Plant to 5 m tall but generally much shorter and with a thick stem. Leaf blades to over 1 m long and 60 cm wide, erect or spreading, mature ones not peltate, vein pairs 9-12, uniformly green (but not in cultivars), sheathing in lower half; stalk to 1 m or more long. Spathe yellow-green to about 25 cm long, tube at least 6 cm long. Spadix as long as spathe, the appendix to about 5 cm long. [a. indica (Lour.) Spach]
This species has been confused with the Australian native A. brisbanensis (F.M. Bailey) Domin, Cunjevoi (Spoon Lily) which is a rainforest plant from Qld and N NSW. A. macrorrhizos has a membranous, cowl-shaped spathe, a sterile zone between the males and females that is shorter than the female zone and an appendix that is cream to pale yellow. A. brisbanensis has a leathery, spoon-shaped spathe, the sterile spadix zone at least as long as the female zone and the appendix green to orange. While the former is inferior as a food but edible, the latter is highly acidic and edible only after very careful and thorough preparation.
There are a number of other species and hybrids in cultivation including:
A. × amazonica André (A. lowii × A. sanderiana) which has leaves with silver veins and purple undersurfaces
A. odora (Lodd.) Spach from tropical Asia which is similar to A. macrorrhizos but with the spathe tube to 4 cm long and leaves that are still peltate at maturity
A. plumbea (K. Koch) van Houtte from Java which has parts suffused with purple. Syn. A. macrorrhizos var. rubra (Hassk.) Furt.
A. sanderiana Bull. Kris Plant, from the Philippines which is extremely dark green above with silvery veins and margins and sometimes purplish below.
India to Malaysia.
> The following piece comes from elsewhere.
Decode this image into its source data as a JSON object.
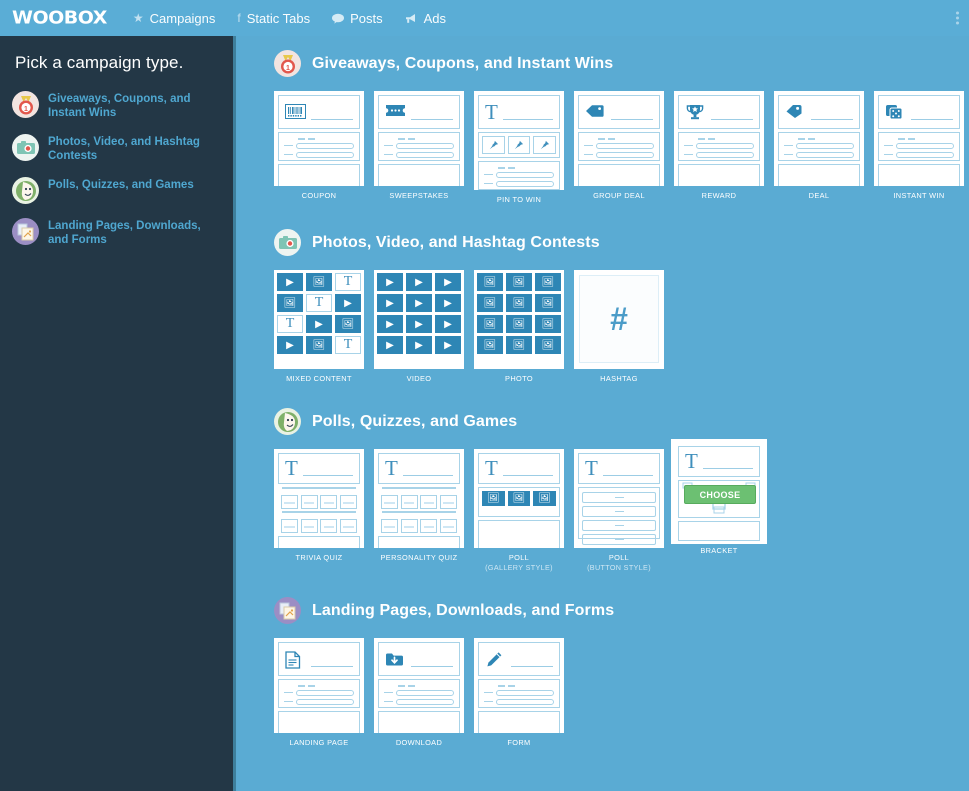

Source: (2005). Araceae. In: . Horticultural Flora of South-eastern Australia. Volume 5. Flowering plants. Monocotyledons. The identification of garden and cultivated plants. University of New South Wales Press.
Leaf blades pale violet. There is some confusion between this cultivar and Xanthosoma violaceum.